Mayor Tony Yarber presented the second draft of his budget this week. Meanwhile, abandoned properties are going on the block, some JSU students finally have a place to sleep, and the City says it’s getting serious about open data.
Photo by Imani Khayyam.
Mayor Tony Yarber is opening up. Specifically, his administration is developing an open-data policy for the City of Jackson.
This week, he signed an executive order to "codify and standardize open-data processes and policies to share data openly with residents, as well as internally." In laymen's terms, the City will create a portal within its existing website to make public information more readily available.
Yarber stressed that the new system would not replace the open-records process, but make it easier for citizens to retrieve some documents without filing requests.
"If there's anything to show that we're serious, it's giving you a portal that's clean of red tape, and (citizens) not having to go through the process of open-records requests as often as you would normally have to ... for information that should be readily available," he said.
Yarber added that the policy will "ensure staff across city departments understand the purpose of data collection, regularly collect and publish data, and make decisions based on such data." The mayor added that the system would complement an open-government database system that the city council approved and is developing.

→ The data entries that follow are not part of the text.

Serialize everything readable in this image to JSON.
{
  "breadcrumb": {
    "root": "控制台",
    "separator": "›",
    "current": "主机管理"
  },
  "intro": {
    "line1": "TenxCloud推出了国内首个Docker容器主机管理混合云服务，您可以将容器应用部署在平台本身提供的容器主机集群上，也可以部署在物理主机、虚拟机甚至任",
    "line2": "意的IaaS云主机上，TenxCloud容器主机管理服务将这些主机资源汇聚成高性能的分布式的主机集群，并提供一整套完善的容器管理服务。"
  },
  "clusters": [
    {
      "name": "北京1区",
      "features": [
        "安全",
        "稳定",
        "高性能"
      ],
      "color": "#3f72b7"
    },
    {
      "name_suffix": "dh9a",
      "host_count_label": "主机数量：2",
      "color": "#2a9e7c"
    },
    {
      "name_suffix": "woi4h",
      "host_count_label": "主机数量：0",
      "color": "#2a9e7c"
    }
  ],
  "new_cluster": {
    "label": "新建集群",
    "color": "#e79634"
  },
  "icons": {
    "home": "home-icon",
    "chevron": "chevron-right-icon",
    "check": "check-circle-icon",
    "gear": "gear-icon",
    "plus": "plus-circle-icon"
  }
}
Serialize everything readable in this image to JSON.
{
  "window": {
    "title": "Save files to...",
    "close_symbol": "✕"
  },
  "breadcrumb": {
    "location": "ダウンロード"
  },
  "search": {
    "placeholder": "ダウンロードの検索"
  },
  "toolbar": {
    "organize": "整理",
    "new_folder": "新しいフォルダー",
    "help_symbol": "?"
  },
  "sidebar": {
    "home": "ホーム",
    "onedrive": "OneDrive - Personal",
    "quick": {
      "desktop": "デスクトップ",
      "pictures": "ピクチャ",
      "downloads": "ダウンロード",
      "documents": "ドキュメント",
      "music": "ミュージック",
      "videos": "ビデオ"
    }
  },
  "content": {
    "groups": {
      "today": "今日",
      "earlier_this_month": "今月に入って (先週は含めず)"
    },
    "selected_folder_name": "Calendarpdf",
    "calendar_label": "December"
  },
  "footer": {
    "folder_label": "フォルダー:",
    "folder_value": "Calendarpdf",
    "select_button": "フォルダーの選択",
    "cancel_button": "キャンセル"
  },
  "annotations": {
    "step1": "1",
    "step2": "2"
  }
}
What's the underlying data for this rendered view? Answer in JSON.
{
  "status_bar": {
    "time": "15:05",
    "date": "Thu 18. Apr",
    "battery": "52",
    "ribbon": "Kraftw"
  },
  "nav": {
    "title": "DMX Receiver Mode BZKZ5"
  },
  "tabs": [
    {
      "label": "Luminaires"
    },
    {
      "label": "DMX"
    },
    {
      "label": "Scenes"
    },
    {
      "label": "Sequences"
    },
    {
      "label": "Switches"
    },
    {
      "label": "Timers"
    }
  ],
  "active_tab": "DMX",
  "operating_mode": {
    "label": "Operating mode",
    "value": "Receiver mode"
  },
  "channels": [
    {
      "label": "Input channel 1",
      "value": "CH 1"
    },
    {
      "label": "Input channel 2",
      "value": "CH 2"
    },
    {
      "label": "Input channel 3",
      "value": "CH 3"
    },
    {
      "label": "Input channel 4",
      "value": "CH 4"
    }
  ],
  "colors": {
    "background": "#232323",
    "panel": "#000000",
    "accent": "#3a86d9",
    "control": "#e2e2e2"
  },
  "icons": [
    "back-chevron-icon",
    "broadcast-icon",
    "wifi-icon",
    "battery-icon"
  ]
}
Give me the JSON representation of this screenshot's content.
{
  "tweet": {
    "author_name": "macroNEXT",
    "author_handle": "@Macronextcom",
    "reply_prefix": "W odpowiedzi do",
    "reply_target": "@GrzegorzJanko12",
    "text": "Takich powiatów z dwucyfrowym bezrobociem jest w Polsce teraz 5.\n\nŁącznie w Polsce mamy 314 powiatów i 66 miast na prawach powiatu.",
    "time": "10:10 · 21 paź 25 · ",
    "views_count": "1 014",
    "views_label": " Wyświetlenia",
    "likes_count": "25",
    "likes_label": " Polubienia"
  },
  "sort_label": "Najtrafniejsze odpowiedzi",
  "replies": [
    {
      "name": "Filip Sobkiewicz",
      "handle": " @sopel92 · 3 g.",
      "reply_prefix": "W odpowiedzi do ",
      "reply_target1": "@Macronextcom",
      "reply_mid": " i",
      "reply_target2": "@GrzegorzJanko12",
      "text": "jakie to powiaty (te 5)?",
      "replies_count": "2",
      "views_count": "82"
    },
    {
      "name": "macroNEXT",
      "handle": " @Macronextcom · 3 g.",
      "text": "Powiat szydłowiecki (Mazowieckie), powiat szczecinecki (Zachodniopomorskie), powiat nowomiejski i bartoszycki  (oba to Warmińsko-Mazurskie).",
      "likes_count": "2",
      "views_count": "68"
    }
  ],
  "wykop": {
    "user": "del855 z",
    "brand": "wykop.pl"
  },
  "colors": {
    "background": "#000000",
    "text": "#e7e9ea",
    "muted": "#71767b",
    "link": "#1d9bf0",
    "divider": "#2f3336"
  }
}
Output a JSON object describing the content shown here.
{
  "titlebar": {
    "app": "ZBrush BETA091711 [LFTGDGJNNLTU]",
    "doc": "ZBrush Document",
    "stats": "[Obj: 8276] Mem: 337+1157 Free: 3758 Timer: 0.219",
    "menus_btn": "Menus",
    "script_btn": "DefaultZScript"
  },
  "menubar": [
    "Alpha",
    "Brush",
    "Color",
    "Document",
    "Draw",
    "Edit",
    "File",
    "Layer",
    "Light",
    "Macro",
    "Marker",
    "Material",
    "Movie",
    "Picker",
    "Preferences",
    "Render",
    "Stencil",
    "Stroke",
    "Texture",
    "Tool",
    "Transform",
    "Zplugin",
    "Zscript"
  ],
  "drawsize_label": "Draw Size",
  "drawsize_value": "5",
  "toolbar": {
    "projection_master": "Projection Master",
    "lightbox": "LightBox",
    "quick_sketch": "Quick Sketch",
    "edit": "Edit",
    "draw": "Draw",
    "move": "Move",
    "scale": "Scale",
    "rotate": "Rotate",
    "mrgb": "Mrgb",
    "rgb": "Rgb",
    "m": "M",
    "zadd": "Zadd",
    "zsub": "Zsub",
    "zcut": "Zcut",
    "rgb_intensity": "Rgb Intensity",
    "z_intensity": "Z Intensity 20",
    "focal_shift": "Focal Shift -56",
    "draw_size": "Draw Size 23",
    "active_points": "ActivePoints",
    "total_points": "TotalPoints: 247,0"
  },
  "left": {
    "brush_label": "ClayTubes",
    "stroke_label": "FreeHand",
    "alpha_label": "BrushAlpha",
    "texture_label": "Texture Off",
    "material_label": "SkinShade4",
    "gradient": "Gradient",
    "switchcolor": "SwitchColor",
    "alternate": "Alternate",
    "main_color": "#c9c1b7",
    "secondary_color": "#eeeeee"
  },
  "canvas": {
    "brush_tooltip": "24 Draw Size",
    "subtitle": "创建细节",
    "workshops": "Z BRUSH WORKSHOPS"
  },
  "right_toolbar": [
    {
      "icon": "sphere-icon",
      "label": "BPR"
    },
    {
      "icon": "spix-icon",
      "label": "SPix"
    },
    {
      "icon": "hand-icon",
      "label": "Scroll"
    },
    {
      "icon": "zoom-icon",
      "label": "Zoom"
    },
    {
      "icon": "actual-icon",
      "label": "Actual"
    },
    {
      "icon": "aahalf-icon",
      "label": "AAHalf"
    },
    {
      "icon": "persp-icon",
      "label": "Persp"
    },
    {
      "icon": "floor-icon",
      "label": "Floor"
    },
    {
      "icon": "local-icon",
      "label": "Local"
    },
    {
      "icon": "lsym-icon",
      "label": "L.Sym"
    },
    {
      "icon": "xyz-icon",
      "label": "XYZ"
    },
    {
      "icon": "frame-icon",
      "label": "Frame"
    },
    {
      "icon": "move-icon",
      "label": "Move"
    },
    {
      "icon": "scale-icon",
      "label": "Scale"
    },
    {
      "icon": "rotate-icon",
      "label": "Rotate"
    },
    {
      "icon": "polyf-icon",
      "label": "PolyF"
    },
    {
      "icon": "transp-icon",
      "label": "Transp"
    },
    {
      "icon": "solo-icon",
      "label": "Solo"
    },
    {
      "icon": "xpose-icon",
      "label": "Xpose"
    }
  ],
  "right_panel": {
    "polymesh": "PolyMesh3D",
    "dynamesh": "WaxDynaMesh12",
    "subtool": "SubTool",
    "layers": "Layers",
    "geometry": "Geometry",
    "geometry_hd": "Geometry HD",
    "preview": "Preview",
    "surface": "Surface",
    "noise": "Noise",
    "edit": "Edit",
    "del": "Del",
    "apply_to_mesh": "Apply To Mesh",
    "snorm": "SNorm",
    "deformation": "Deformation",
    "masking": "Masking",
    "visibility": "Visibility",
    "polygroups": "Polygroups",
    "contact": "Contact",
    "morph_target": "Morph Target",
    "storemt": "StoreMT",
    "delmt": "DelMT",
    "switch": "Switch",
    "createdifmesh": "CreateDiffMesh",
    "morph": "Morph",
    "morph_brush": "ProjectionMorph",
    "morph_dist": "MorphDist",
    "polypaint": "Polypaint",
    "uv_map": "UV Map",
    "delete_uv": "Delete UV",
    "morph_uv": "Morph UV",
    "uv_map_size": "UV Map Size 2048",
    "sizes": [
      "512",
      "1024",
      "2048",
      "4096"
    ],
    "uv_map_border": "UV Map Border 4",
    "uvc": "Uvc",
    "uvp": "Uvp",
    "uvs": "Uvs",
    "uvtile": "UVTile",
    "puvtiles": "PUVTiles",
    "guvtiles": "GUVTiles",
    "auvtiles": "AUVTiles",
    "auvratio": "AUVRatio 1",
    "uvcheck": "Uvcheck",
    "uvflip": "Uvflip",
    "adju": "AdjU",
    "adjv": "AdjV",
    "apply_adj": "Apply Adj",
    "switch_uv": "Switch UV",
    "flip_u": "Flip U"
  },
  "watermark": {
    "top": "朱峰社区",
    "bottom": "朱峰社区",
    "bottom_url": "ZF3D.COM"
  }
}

In August, the City announced that it would participate in What Works Cities, a $42-million Bloomberg Philanthropies-funded national initiative. The Washington, D.C.-based Sunlight Foundation and the Center for Government Excellence at Johns Hopkins University will consult with Jackson on its system. Within 30 days, Yarber expects to form a governance committee to coordinate the project with a final plan developed with in two months.